= Beginning of Section =

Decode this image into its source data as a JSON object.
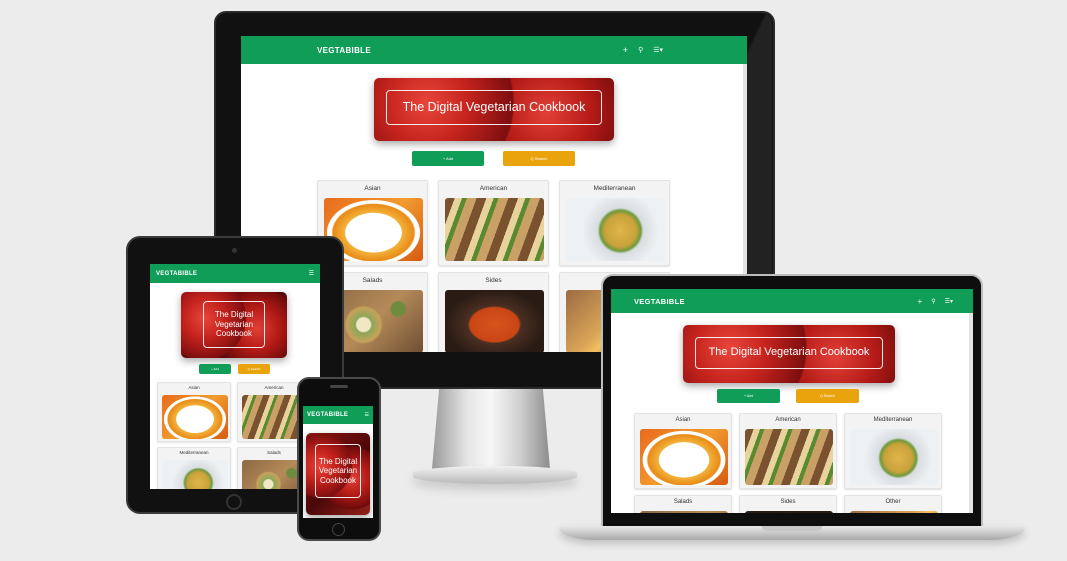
{
  "site": {
    "brand": "VEGTABIBLE",
    "hero_title": "The Digital Vegetarian Cookbook",
    "add_label": "+ Add",
    "search_label": "Q Search",
    "colors": {
      "nav": "#0f9d58",
      "add_button": "#0f9d58",
      "search_button": "#e9a30c"
    },
    "icons": {
      "add": "plus-icon",
      "search": "search-icon",
      "menu": "menu-icon",
      "hamburger": "hamburger-icon"
    },
    "categories": [
      {
        "name": "Asian",
        "image": "noodle-bowl"
      },
      {
        "name": "American",
        "image": "tacos"
      },
      {
        "name": "Mediterranean",
        "image": "pasta-salad"
      },
      {
        "name": "Salads",
        "image": "salad-table"
      },
      {
        "name": "Sides",
        "image": "sweet-potato-fries"
      },
      {
        "name": "Other",
        "image": "baked-dish"
      }
    ]
  }
}
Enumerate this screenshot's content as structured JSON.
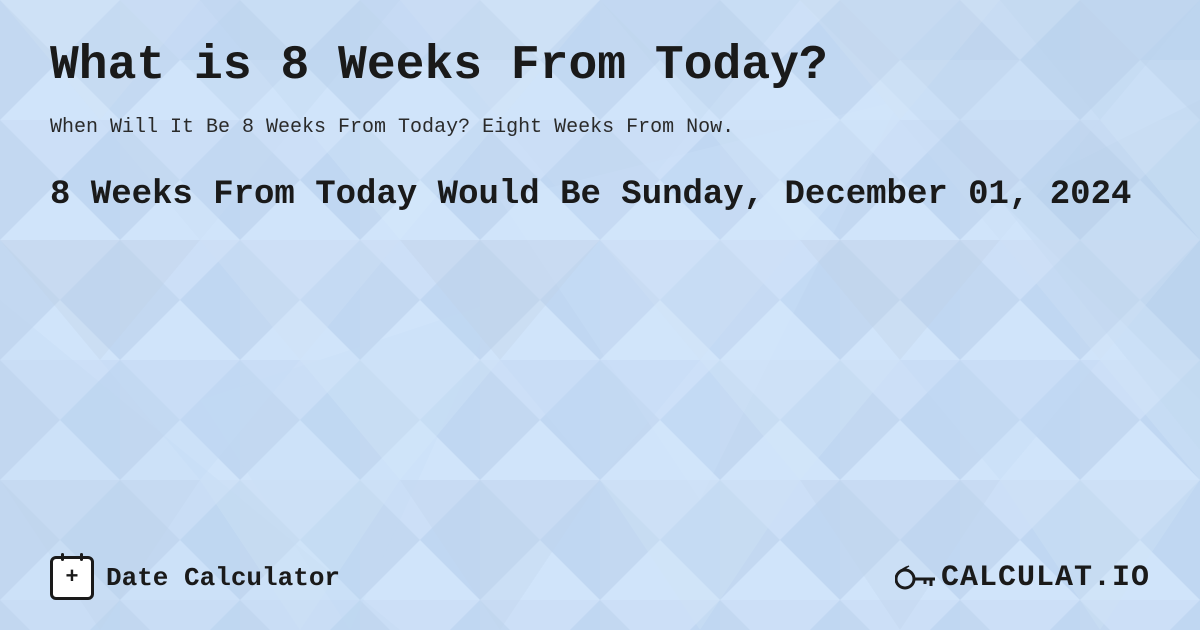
{
  "page": {
    "title": "What is 8 Weeks From Today?",
    "subtitle": "When Will It Be 8 Weeks From Today? Eight Weeks From Now.",
    "result": "8 Weeks From Today Would Be Sunday, December 01, 2024",
    "footer": {
      "date_calculator_label": "Date Calculator",
      "logo_text": "CALCULAT.IO"
    },
    "background_color": "#c8ddf4"
  }
}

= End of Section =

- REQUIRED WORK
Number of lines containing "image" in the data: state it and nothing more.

- RESPONSE AREA
7